Wednesday, September 5, 2012

Yglesias on the ECB

Matt Yglesias accuses Mario Draghi of preparing a massive power grab:

What the ECB is doing, in essence, is setting itself up as the shadow government of Italy, Spain, Portugal, and perhaps Ireland. If the governments of those countries do what Draghi wants, Draghi will provide them with generous subsidy. If the governments of those countries don't do what Draghi wants, he'll use a monetary laser to destroy their budgets. Fear will keep the peripheral states in line.


Mitch Guthman said...

I think Matt Yglesias is right. This isn’t remotely a legitimate function of a central bank. If he can print money to rescue these countries and do so within the bank’s mandate then he is obligated to do this regardless of whether they will submit to him politically. As things stand now, Draghi is indeed a tyrant.

This does, however, give me an idea. I think Hollande should use every bit of influence and power that France still commands to have Jean-Luc Mélenchon replace Mario Draghi as head of the ECB. All eurozone nations would then have to embrace the radical solutions of Mélenchon and renounce the failed ideology of neoliberalism or he would destabilize their economies. Then let’s hear what the eurocrats and austrians think about the necessity of central bank independence.

Carambar said...

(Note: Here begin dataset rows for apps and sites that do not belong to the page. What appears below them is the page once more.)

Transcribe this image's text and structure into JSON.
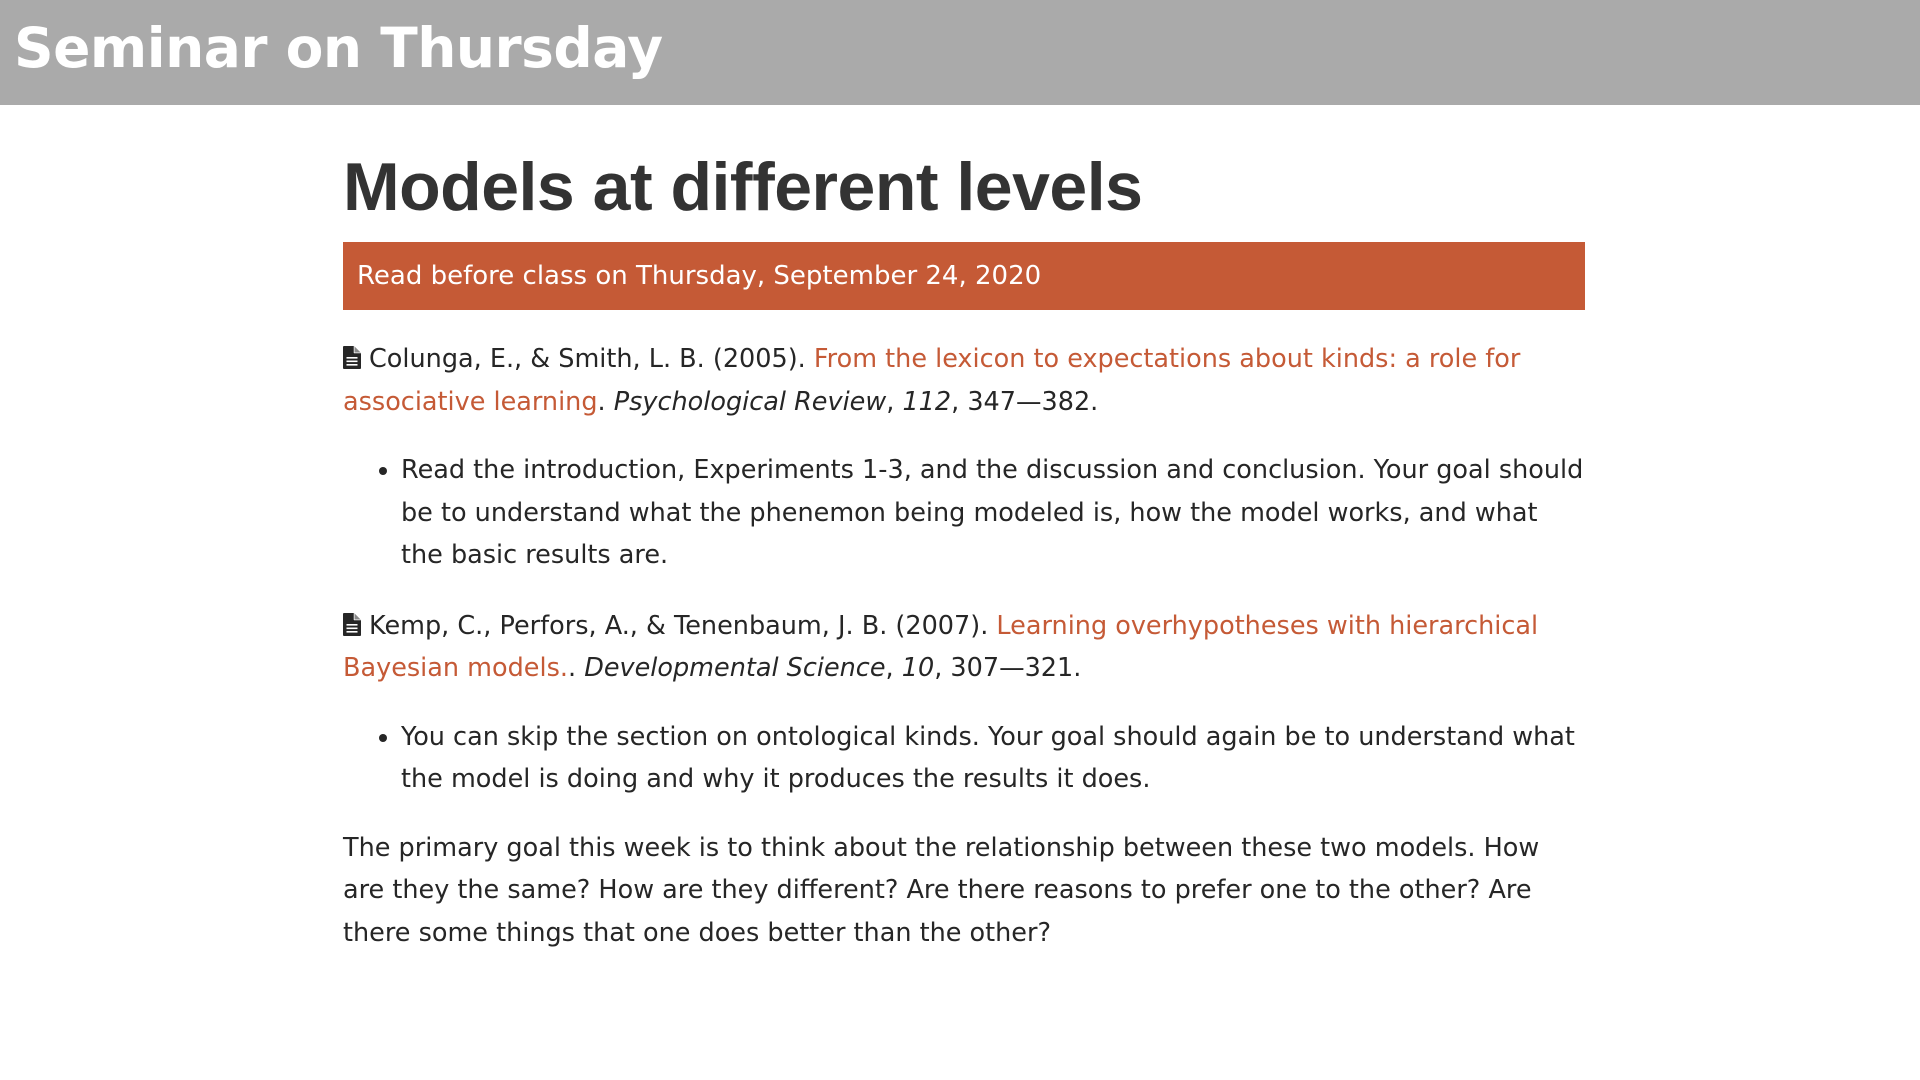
{
  "header": {
    "title": "Seminar on Thursday"
  },
  "main": {
    "title": "Models at different levels",
    "banner": "Read before class on Thursday, September 24, 2020",
    "readings": [
      {
        "icon": "document-icon",
        "authors": "Colunga, E., & Smith, L. B. (2005).",
        "link_text": "From the lexicon to expectations about kinds: a role for associative learning",
        "after_link": ".",
        "journal": "Psychological Review",
        "volume": "112",
        "pages": ", 347—382.",
        "note": "Read the introduction, Experiments 1-3, and the discussion and conclusion. Your goal should be to understand what the phenemon being modeled is, how the model works, and what the basic results are."
      },
      {
        "icon": "document-icon",
        "authors": "Kemp, C., Perfors, A., & Tenenbaum, J. B. (2007).",
        "link_text": "Learning overhypotheses with hierarchical Bayesian models.",
        "after_link": ".",
        "journal": "Developmental Science",
        "volume": "10",
        "pages": ", 307—321.",
        "note": "You can skip the section on ontological kinds. Your goal should again be to understand what the model is doing and why it produces the results it does."
      }
    ],
    "summary": "The primary goal this week is to think about the relationship between these two models. How are they the same? How are they different? Are there reasons to prefer one to the other? Are there some things that one does better than the other?"
  },
  "colors": {
    "header_bg": "#aaaaaa",
    "accent": "#c55a36",
    "text": "#262626"
  }
}
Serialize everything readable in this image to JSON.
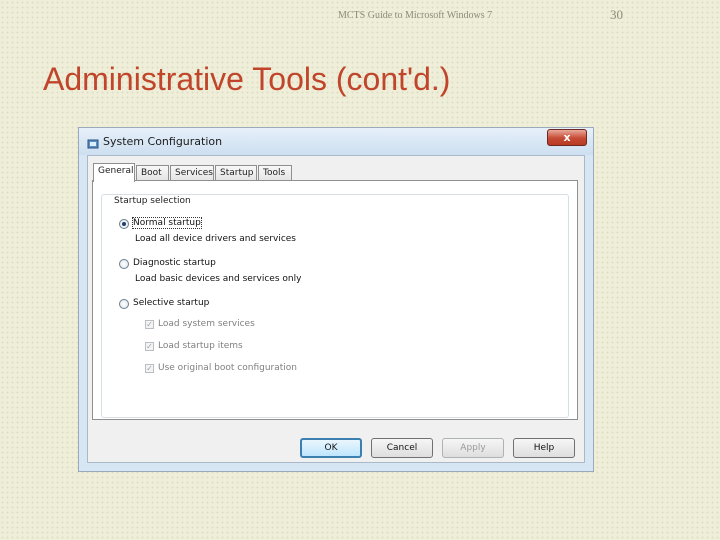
{
  "slide": {
    "header": "MCTS Guide to Microsoft Windows 7",
    "page_number": "30",
    "title": "Administrative Tools (cont'd.)"
  },
  "window": {
    "title": "System Configuration",
    "close_symbol": "x",
    "app_icon": "system-config-icon",
    "tabs": [
      {
        "label": "General",
        "active": true
      },
      {
        "label": "Boot",
        "active": false
      },
      {
        "label": "Services",
        "active": false
      },
      {
        "label": "Startup",
        "active": false
      },
      {
        "label": "Tools",
        "active": false
      }
    ],
    "group_label": "Startup selection",
    "options": [
      {
        "label": "Normal startup",
        "description": "Load all device drivers and services",
        "checked": true
      },
      {
        "label": "Diagnostic startup",
        "description": "Load basic devices and services only",
        "checked": false
      },
      {
        "label": "Selective startup",
        "description": "",
        "checked": false
      }
    ],
    "sub_options": [
      {
        "label": "Load system services",
        "checked": true,
        "enabled": false
      },
      {
        "label": "Load startup items",
        "checked": true,
        "enabled": false
      },
      {
        "label": "Use original boot configuration",
        "checked": true,
        "enabled": false
      }
    ],
    "buttons": {
      "ok": "OK",
      "cancel": "Cancel",
      "apply": "Apply",
      "help": "Help"
    },
    "colors": {
      "slide_title": "#c0452a",
      "close_button": "#c64a34"
    }
  }
}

Mario Draghi action can be considered has a grab of power, but is it really? I think Italian and Spanish governement are more than happy to be "forced" by an "external power". You know, politician are weak when it comes to make bold decision.
What we need to have a more balance solution is a good slow down in China. That would impact the Germany economy. We tend to forget that Germany economic situation is kind of pure luck. Without the chinese equipment boom this country would be in the doldrum. No internal growth, declining population...

Mitch Guthman said...

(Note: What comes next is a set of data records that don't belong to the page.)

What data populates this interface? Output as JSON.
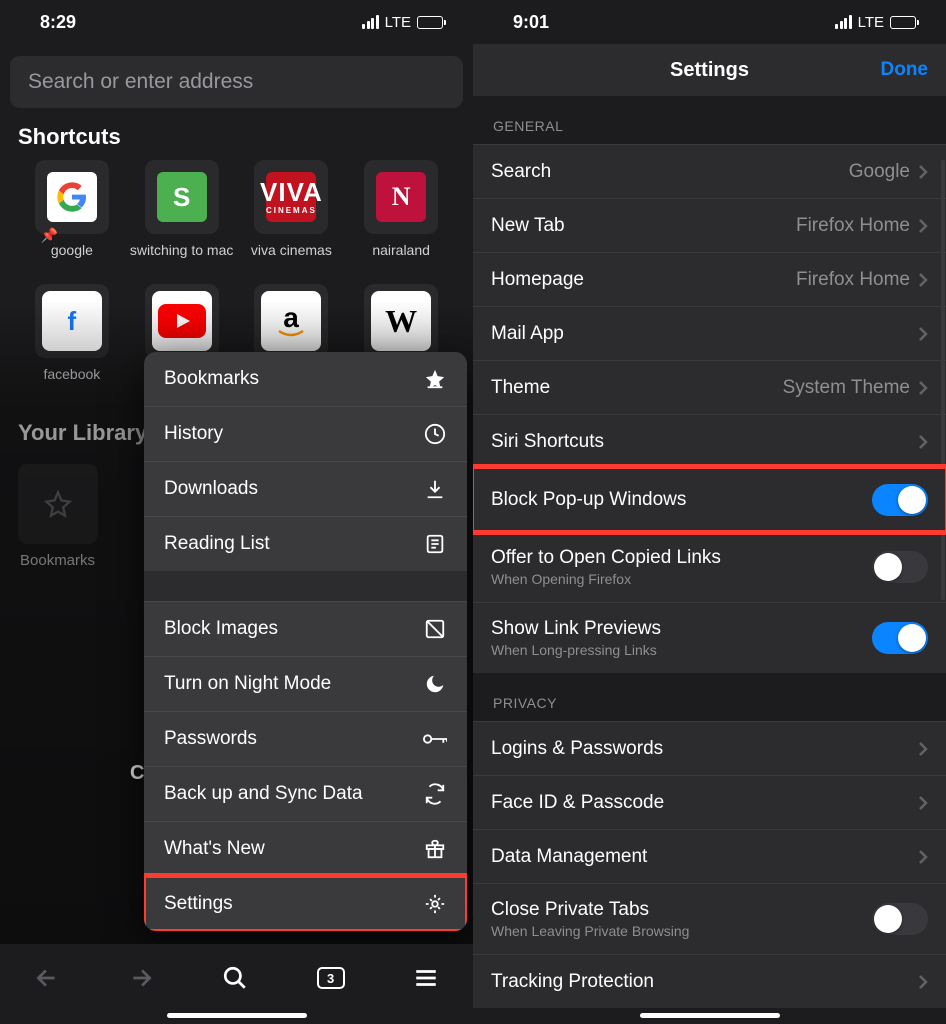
{
  "left": {
    "status": {
      "time": "8:29",
      "carrier": "LTE"
    },
    "search_placeholder": "Search or enter address",
    "shortcuts_title": "Shortcuts",
    "shortcuts_row1": [
      {
        "label": "google",
        "pinned": true
      },
      {
        "label": "switching to mac"
      },
      {
        "label": "viva cinemas"
      },
      {
        "label": "nairaland"
      }
    ],
    "shortcuts_row2": [
      {
        "label": "facebook"
      }
    ],
    "library_title": "Your Library",
    "library_item": "Bookmarks",
    "menu": [
      {
        "label": "Bookmarks",
        "icon": "star-filled-icon"
      },
      {
        "label": "History",
        "icon": "clock-icon"
      },
      {
        "label": "Downloads",
        "icon": "download-icon"
      },
      {
        "label": "Reading List",
        "icon": "reading-list-icon"
      },
      {
        "sep": true
      },
      {
        "label": "Block Images",
        "icon": "block-image-icon"
      },
      {
        "label": "Turn on Night Mode",
        "icon": "moon-icon"
      },
      {
        "label": "Passwords",
        "icon": "key-icon"
      },
      {
        "label": "Back up and Sync Data",
        "icon": "sync-icon"
      },
      {
        "label": "What's New",
        "icon": "gift-icon"
      },
      {
        "label": "Settings",
        "icon": "gear-icon",
        "highlight": true
      }
    ],
    "tab_count": "3"
  },
  "right": {
    "status": {
      "time": "9:01",
      "carrier": "LTE"
    },
    "nav": {
      "title": "Settings",
      "done": "Done"
    },
    "sections": {
      "general": {
        "header": "GENERAL",
        "rows": [
          {
            "title": "Search",
            "value": "Google",
            "chevron": true
          },
          {
            "title": "New Tab",
            "value": "Firefox Home",
            "chevron": true
          },
          {
            "title": "Homepage",
            "value": "Firefox Home",
            "chevron": true
          },
          {
            "title": "Mail App",
            "chevron": true
          },
          {
            "title": "Theme",
            "value": "System Theme",
            "chevron": true
          },
          {
            "title": "Siri Shortcuts",
            "chevron": true
          },
          {
            "title": "Block Pop-up Windows",
            "toggle": "on",
            "highlight": true
          },
          {
            "title": "Offer to Open Copied Links",
            "sub": "When Opening Firefox",
            "toggle": "off"
          },
          {
            "title": "Show Link Previews",
            "sub": "When Long-pressing Links",
            "toggle": "on"
          }
        ]
      },
      "privacy": {
        "header": "PRIVACY",
        "rows": [
          {
            "title": "Logins & Passwords",
            "chevron": true
          },
          {
            "title": "Face ID & Passcode",
            "chevron": true
          },
          {
            "title": "Data Management",
            "chevron": true
          },
          {
            "title": "Close Private Tabs",
            "sub": "When Leaving Private Browsing",
            "toggle": "off"
          },
          {
            "title": "Tracking Protection",
            "chevron": true
          }
        ]
      }
    }
  }
}
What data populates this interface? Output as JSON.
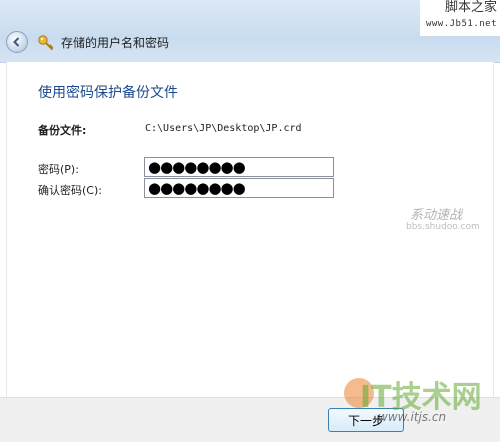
{
  "window": {
    "title": "存储的用户名和密码"
  },
  "dialog": {
    "heading": "使用密码保护备份文件",
    "backup_file_label": "备份文件:",
    "backup_file_value": "C:\\Users\\JP\\Desktop\\JP.crd",
    "password_label": "密码(P):",
    "password_value": "●●●●●●●●",
    "confirm_password_label": "确认密码(C):",
    "confirm_password_value": "●●●●●●●●"
  },
  "footer": {
    "next_label": "下一步"
  },
  "watermarks": {
    "top_line1": "脚本之家",
    "top_line2": "www.Jb51.net",
    "mid_line1": "系动速战",
    "mid_line2": "bbs.shudoo.com",
    "bottom_logo": "IT技术网",
    "bottom_url": "www.itjs.cn"
  },
  "colors": {
    "heading": "#1c4a8c",
    "titlebar": "#c9dcef",
    "footer": "#f0f0f0"
  },
  "icons": {
    "back": "back-arrow-icon",
    "key": "key-icon"
  }
}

@ Carambar,

I think that you are missing the point that Matt Yglesias is trying to make. The question is whether the institutions of the European Union must operate as politically neutral institutions, respecting the democratically arrived at choices of the member countries or whether the leaders of those institutions may deploy the power of those institutions to impose their personal political preferences. The fact that Mario Draghi has used the power of his office to demand that the democratically elected governments of the PIGGS submit to his political will should be profoundly disturbing to anybody who values democracy.

What’s more, the reason you are so untroubled is apparently because you think that the policies Draghi is forcing the PIGGS to adopt are good ideas. But that’s why I made my suggestion about appointing Mélenchon as head of the ECB and it’s why you shouldn’t ignore it. How would you feel about a power grab by Mélenchon? From your comment, I suspect the result would be far more to my tastes than yours. Which is my point: If you care about democracy than you should be opposed to the appointed, independent head of the ECB overriding the choices of governments elected by the people.

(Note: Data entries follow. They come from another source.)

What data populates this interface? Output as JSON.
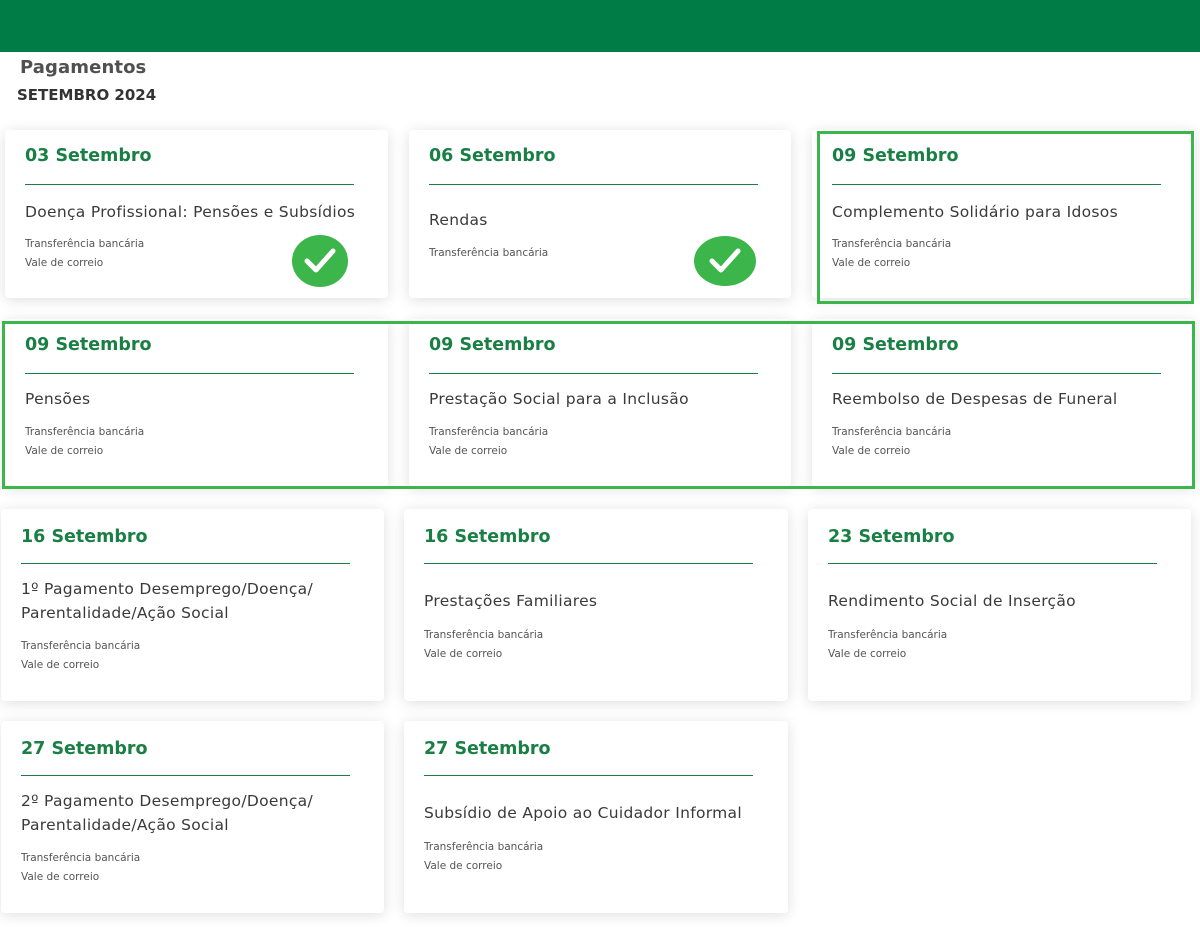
{
  "header": {
    "title": "Pagamentos",
    "subtitle": "SETEMBRO 2024",
    "accent_color": "#007c46"
  },
  "cards": [
    {
      "date": "03 Setembro",
      "title": "Doença Profissional: Pensões e Subsídios",
      "methods": [
        "Transferência bancária",
        "Vale de correio"
      ],
      "status": "check-icon"
    },
    {
      "date": "06 Setembro",
      "title": "Rendas",
      "methods": [
        "Transferência bancária"
      ],
      "status": "check-icon"
    },
    {
      "date": "09 Setembro",
      "title": "Complemento Solidário para Idosos",
      "methods": [
        "Transferência bancária",
        "Vale de correio"
      ]
    },
    {
      "date": "09 Setembro",
      "title": "Pensões",
      "methods": [
        "Transferência bancária",
        "Vale de correio"
      ]
    },
    {
      "date": "09 Setembro",
      "title": "Prestação Social para a Inclusão",
      "methods": [
        "Transferência bancária",
        "Vale de correio"
      ]
    },
    {
      "date": "09 Setembro",
      "title": "Reembolso de Despesas de Funeral",
      "methods": [
        "Transferência bancária",
        "Vale de correio"
      ]
    },
    {
      "date": "16 Setembro",
      "title": "1º Pagamento Desemprego/Doença/ Parentalidade/Ação Social",
      "methods": [
        "Transferência bancária",
        "Vale de correio"
      ]
    },
    {
      "date": "16 Setembro",
      "title": "Prestações Familiares",
      "methods": [
        "Transferência bancária",
        "Vale de correio"
      ]
    },
    {
      "date": "23 Setembro",
      "title": "Rendimento Social de Inserção",
      "methods": [
        "Transferência bancária",
        "Vale de correio"
      ]
    },
    {
      "date": "27 Setembro",
      "title": "2º Pagamento Desemprego/Doença/ Parentalidade/Ação Social",
      "methods": [
        "Transferência bancária",
        "Vale de correio"
      ]
    },
    {
      "date": "27 Setembro",
      "title": "Subsídio de Apoio ao Cuidador Informal",
      "methods": [
        "Transferência bancária",
        "Vale de correio"
      ]
    }
  ],
  "colors": {
    "date_text": "#1a7f45",
    "check_fill": "#3cb54a",
    "highlight_border": "#3cb54a"
  }
}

The point isn’t whether a particular action by the ECB is a good idea or not but rather whether it’s antidemocratic to give somebody like Mario Draghi such a far ranging veto power over the affairs of a member state of what is supposed to be a union of democracies. In short, are the heads of institutions like the ECB the servants of the people or their masters? Do the people rule or do the technocrats?

I say that when Mario Draghi demands submission to his personal political agenda as the price of having a properly functioning central bank, then he is indeed a tyrant and the EU is no more a democracy than is Iran.

Anonymous said...

Absolutely spot on re democracy, currently in great danger in Europe, in my view. However the rot started when Brussels got away with appointing ex-GoldmanS apparatchiks to ru(i)n the democracies of Greece and Italy. That was an outrage and sets a dangerous precedent.